- Task directions: Where a line below carries the word "likes", include it in the count, then give the count alone.

--- Record excerpts ---

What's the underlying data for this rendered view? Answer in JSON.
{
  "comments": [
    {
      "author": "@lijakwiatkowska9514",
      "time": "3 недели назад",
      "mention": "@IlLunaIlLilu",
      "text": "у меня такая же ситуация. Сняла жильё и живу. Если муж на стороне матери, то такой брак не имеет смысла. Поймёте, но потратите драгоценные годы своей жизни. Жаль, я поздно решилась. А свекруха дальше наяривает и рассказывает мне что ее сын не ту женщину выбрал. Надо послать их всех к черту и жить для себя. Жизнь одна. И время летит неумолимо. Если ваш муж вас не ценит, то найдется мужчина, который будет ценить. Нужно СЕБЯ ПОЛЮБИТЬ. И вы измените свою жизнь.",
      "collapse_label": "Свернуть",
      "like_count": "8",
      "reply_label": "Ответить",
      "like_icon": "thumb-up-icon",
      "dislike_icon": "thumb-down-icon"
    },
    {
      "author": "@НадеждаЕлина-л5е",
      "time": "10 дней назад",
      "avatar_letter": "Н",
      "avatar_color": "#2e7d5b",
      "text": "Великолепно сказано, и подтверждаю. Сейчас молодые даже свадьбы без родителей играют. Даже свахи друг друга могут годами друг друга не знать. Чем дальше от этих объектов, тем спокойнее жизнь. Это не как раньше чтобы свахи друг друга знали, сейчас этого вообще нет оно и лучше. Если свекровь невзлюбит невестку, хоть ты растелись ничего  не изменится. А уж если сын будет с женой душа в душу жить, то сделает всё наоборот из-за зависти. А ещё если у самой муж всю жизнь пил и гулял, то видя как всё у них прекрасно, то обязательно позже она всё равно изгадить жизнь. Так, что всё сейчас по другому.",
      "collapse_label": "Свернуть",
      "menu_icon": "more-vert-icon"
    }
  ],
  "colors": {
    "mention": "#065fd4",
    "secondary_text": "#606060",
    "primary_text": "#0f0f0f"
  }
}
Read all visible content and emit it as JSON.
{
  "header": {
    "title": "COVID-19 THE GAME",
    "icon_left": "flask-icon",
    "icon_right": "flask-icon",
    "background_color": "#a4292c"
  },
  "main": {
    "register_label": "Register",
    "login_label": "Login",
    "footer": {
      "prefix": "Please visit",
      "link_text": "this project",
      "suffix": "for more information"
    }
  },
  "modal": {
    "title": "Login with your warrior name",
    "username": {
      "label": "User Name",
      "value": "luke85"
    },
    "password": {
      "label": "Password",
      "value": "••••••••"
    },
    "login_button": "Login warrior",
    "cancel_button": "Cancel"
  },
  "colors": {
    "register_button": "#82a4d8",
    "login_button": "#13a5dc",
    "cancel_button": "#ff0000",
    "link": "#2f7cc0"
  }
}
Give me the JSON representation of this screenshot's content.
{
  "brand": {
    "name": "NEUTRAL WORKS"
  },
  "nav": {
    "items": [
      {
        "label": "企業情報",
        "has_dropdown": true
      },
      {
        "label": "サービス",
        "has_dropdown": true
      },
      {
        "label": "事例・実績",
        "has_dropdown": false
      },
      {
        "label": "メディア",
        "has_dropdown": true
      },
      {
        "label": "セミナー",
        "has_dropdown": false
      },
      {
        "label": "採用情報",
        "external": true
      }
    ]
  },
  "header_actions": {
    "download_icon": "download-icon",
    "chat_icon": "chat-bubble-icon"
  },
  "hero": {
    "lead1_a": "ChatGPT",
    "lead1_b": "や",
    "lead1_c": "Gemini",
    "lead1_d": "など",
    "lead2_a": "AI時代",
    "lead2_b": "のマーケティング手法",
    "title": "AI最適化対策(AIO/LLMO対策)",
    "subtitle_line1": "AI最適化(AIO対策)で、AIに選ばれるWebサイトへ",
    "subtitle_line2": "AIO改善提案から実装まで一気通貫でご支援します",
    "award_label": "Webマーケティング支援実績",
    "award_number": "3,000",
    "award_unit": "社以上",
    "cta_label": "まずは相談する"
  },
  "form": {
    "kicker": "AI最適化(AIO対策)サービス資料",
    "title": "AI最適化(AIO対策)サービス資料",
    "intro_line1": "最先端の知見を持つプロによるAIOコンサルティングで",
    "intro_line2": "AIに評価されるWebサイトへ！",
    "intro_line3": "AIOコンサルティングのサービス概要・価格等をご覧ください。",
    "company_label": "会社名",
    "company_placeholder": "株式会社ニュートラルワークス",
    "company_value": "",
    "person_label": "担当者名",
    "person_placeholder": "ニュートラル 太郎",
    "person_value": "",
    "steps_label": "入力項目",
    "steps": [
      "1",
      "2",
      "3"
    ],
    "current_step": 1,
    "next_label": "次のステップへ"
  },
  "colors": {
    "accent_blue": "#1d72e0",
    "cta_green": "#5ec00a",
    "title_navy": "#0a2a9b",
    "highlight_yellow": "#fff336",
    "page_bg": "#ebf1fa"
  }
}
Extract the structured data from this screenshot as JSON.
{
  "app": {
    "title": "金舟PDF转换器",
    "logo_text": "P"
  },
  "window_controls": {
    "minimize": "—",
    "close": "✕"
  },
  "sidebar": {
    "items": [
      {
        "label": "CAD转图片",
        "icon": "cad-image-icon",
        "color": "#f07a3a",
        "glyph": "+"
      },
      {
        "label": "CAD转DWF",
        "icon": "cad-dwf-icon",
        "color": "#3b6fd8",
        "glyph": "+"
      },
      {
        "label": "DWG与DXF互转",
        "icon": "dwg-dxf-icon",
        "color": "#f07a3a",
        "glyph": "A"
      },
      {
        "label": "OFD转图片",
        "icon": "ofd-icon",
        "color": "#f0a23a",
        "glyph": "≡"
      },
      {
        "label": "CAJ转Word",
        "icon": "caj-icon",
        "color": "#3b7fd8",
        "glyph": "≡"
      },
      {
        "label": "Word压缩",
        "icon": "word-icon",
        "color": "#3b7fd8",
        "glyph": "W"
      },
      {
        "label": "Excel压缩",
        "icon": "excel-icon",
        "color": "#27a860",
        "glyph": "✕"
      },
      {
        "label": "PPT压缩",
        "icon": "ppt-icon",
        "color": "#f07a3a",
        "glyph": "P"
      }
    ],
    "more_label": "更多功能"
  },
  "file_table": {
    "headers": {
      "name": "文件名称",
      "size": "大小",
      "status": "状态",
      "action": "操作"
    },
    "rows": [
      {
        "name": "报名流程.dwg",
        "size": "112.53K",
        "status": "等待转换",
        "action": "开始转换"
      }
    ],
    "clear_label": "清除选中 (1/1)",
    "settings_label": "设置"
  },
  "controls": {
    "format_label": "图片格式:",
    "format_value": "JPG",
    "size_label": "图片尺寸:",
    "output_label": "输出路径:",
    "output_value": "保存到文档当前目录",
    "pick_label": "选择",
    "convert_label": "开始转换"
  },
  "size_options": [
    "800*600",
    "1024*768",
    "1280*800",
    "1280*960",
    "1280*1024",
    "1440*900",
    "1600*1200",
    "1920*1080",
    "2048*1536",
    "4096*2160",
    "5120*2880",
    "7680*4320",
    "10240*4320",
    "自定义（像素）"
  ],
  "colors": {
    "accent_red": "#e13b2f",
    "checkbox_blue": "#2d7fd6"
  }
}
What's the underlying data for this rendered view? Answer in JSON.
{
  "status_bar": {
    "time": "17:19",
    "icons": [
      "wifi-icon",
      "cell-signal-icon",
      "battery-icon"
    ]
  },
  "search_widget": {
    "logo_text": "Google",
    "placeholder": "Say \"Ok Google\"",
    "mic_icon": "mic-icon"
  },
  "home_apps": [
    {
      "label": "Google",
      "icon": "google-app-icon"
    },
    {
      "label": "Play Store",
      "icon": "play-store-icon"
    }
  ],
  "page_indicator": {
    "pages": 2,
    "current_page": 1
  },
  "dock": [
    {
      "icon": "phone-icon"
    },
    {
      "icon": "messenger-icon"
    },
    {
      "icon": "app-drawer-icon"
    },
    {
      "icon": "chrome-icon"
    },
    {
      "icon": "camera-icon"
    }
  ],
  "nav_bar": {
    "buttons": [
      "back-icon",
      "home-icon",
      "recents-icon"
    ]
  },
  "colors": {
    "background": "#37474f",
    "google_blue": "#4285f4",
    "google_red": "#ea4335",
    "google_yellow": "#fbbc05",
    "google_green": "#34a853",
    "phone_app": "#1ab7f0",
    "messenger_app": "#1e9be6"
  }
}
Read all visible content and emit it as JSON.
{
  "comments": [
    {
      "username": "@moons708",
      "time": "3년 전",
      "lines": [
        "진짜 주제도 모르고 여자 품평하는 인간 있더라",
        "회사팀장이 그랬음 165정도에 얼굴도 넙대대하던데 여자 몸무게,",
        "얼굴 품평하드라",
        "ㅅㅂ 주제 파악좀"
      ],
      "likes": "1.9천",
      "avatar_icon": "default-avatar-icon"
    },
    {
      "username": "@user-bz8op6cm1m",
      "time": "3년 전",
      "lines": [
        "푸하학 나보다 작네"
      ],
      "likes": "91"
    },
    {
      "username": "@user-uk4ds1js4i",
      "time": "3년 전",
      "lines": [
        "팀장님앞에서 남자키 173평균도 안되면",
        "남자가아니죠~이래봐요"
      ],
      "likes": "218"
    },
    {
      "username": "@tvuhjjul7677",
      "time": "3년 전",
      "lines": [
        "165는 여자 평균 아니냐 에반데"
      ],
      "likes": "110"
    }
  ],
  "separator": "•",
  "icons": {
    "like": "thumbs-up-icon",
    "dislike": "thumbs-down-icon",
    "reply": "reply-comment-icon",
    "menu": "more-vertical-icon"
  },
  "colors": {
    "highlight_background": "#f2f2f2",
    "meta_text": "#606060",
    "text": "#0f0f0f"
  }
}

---

- Exercise result: 4